religious festivals in India that is celebrated even in the countries abroad.
Lovingly called as Pujo by the Bengalees, Durga Puja is the most celebrated and glorious festival of West Bengal.
It has risen in grandeur, and people of all backgrounds, irrespective of their religious views, have started participating in it.

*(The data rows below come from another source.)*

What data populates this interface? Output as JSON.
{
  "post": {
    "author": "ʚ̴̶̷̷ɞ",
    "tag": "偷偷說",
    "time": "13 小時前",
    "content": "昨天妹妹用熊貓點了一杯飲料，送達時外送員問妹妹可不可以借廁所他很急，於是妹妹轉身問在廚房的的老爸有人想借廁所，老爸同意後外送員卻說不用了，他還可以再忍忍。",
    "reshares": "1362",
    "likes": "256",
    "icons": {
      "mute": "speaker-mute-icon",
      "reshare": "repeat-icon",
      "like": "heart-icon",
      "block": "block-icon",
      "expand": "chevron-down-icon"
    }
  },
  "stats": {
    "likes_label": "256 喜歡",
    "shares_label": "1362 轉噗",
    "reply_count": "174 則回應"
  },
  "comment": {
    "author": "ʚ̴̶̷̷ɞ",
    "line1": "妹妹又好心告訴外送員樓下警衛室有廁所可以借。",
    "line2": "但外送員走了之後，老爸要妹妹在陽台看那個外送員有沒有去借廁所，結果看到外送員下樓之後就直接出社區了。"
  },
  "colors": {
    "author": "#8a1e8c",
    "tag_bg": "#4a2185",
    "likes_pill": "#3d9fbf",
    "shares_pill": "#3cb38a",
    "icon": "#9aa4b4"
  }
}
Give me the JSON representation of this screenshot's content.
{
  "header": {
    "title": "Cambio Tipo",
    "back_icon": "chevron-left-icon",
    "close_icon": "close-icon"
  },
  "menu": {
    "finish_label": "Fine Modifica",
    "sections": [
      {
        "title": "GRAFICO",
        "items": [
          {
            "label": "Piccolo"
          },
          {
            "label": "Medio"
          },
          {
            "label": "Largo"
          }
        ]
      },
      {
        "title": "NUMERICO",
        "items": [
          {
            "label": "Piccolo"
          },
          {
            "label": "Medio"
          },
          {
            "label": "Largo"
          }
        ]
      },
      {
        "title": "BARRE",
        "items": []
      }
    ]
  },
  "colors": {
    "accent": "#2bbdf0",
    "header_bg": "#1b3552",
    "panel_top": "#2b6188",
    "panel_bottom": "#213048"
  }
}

Maa Durga, as the Bengalis call her, arrives on a lion, her ten arms wielding weapons of war. At her feet lies the villain, the Mahishasura, the symbol of evil, slain, blood spurting out of his chest which has just been pierced by her spear. Durga is flanked on either side by her four children. Her two daughters Lakshmi and Saraswati, goddesses in their own right – the former of wealth and the latter of knowledge – are escorted by their faithful mascots, the owl and the swan, respectively. Also accompanying Durga are her two sons, the pious Ganesha and the foppish Kartikeya, piggybacked on their mascots, the rat, and the peacock, respectively. The clay idols, dressed up in colourful cloth and glittering gems, brandishing an assortment of articles such as weapons of war and musical instruments, are not less than six feet in height.
On the day of Dashami the idols are immersed in the Ganges and there is ‘Misty mukh’ and ‘Sindoor khela’, whereby married women smear each other with vermillion and pray for their well beings.. People embrace each other and offer sweets and pray for everyone’s prosperity and well being. The people wait another one year for Maa’s home coming.